TASK INSTRUCTIONS >> In the records below, some lines contain the word "this". Copy each of them.

[[ AVAILABLE RECORDS open ]]

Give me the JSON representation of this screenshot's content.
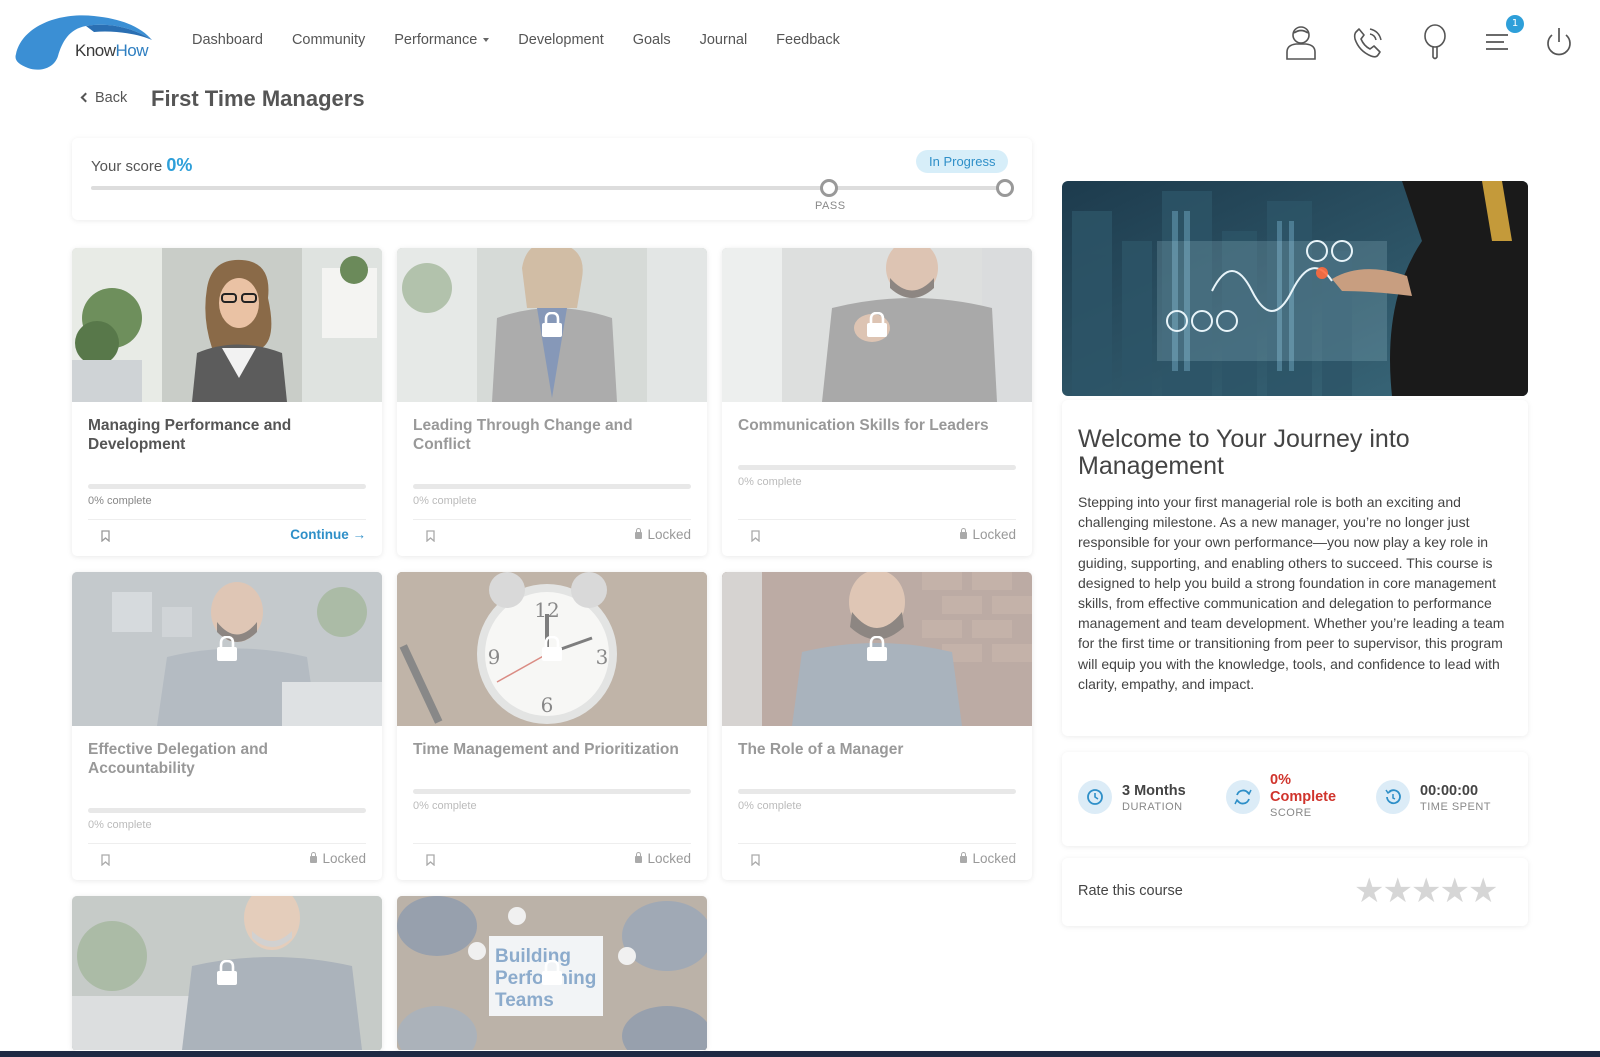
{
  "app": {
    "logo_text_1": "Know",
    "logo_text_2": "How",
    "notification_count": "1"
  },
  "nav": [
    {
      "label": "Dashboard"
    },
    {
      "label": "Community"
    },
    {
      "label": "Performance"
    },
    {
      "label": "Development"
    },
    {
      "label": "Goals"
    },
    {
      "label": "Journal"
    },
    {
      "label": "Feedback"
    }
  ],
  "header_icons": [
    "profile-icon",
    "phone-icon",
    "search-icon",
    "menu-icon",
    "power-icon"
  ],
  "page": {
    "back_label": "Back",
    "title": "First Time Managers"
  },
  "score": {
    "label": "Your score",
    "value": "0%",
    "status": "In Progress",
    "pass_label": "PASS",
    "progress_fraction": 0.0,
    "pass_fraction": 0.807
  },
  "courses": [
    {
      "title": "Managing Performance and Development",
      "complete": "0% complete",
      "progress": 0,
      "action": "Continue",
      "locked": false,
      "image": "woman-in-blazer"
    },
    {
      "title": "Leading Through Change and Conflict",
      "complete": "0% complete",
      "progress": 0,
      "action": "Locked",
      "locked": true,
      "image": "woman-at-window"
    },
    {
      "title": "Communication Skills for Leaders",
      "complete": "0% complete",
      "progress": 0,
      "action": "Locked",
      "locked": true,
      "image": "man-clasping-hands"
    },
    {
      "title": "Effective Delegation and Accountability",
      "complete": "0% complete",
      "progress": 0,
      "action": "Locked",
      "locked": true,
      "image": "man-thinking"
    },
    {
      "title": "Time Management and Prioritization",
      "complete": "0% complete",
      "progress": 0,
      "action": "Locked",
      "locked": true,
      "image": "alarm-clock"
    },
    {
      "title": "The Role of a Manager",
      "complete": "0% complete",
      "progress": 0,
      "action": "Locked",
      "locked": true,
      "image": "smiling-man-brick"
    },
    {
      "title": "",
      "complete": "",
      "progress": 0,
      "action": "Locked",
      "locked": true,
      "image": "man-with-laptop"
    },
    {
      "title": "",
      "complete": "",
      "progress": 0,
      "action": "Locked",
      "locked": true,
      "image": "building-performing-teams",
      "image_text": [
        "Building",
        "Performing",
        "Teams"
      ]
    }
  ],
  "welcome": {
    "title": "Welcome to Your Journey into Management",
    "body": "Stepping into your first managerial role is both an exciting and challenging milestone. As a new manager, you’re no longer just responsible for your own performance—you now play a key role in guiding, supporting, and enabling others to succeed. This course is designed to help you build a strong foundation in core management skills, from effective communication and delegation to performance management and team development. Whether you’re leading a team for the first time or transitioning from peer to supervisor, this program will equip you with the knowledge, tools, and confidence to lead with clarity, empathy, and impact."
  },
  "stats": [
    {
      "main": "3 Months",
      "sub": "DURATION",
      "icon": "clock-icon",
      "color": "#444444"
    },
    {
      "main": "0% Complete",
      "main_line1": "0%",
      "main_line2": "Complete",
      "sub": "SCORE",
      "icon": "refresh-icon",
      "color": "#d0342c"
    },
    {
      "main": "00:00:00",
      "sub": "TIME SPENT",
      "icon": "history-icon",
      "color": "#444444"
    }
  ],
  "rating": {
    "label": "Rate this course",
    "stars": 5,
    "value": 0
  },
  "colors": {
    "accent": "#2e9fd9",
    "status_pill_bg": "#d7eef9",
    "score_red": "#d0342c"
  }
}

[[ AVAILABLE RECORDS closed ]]
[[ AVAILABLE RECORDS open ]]

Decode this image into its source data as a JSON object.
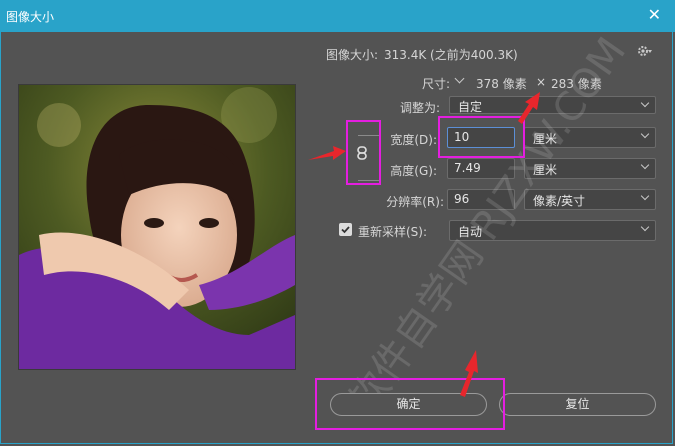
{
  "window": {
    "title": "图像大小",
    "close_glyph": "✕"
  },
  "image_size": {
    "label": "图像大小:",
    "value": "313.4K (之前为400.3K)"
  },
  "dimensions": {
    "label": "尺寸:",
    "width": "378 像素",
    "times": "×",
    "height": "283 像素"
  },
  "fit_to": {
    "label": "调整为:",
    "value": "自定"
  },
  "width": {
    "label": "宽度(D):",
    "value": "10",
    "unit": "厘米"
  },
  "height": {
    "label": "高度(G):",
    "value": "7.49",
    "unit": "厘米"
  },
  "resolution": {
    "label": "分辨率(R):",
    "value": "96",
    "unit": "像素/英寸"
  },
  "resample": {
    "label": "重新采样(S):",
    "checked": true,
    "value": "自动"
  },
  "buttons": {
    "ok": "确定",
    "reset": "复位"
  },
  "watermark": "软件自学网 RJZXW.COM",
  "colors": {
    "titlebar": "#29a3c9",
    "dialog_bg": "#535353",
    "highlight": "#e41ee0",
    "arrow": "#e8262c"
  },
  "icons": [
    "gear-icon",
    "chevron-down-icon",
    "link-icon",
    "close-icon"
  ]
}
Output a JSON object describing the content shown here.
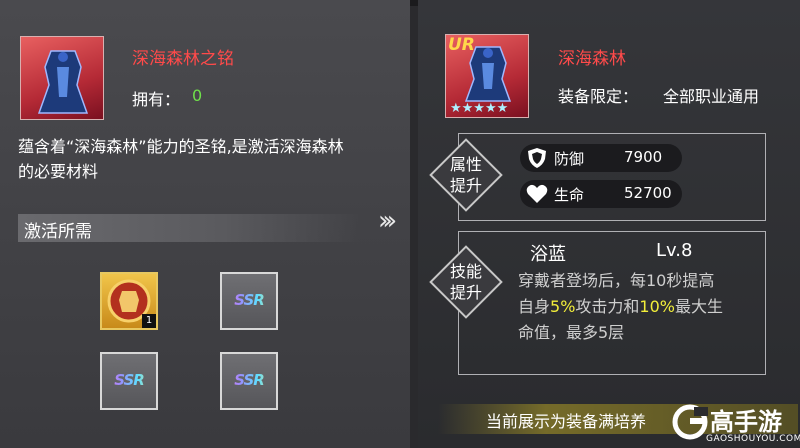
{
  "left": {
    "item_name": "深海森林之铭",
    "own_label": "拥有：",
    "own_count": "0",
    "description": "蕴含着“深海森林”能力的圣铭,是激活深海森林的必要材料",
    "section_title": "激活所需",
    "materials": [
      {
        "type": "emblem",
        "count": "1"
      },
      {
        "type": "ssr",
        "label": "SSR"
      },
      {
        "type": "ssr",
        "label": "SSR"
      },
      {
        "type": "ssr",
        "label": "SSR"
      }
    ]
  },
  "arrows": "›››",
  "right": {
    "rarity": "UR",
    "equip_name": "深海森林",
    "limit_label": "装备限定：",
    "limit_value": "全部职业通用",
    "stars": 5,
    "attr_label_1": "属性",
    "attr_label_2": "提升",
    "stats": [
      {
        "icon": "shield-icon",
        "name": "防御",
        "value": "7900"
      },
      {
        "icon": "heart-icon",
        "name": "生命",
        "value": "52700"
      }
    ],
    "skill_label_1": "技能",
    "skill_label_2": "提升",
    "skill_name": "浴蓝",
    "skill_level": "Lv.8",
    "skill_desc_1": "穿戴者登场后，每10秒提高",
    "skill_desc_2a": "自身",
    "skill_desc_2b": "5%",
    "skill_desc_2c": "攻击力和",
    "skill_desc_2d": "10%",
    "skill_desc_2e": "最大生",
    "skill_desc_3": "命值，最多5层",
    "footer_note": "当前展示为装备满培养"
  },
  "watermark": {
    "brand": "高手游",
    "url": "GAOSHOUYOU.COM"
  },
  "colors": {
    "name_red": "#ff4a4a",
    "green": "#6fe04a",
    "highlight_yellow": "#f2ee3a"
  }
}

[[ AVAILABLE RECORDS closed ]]
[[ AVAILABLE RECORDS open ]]

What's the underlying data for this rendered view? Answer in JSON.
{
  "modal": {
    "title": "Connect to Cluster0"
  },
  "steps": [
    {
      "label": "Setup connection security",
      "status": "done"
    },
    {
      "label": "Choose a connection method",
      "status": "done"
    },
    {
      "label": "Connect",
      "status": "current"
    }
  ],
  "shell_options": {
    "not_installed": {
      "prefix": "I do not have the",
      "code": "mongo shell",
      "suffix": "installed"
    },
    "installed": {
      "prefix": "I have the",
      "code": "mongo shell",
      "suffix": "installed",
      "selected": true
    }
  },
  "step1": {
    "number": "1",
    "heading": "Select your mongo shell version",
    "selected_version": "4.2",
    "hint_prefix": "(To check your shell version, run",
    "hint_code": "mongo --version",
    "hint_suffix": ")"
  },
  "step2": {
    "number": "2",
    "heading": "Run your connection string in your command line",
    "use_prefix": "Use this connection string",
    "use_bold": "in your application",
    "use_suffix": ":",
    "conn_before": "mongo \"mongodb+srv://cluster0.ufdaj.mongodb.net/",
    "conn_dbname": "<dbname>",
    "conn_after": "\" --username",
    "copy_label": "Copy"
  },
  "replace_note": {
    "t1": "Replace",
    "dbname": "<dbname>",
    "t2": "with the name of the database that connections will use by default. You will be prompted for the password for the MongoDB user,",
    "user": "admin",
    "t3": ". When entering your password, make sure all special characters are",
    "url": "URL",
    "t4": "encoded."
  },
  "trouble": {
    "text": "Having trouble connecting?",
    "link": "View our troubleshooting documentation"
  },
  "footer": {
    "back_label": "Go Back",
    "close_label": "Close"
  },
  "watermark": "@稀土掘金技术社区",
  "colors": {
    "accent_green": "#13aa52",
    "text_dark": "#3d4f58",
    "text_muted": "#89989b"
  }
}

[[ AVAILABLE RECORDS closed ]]

OUTPUT BELOW >>
Give me the JSON representation of this screenshot's content.
    "body": "Stepping into your first managerial role is both an exciting and challenging milestone. As a new manager, you’re no longer just responsible for your own performance—you now play a key role in guiding, supporting, and enabling others to succeed. This course is designed to help you build a strong foundation in core management skills, from effective communication and delegation to performance management and team development. Whether you’re leading a team for the first time or transitioning from peer to supervisor, this program will equip you with the knowledge, tools, and confidence to lead with clarity, empathy, and impact."
    "label": "Rate this course",
Decode this image into its source data as a JSON object.
What's the underlying data for this rendered view? Answer in JSON.
    "use_prefix": "Use this connection string",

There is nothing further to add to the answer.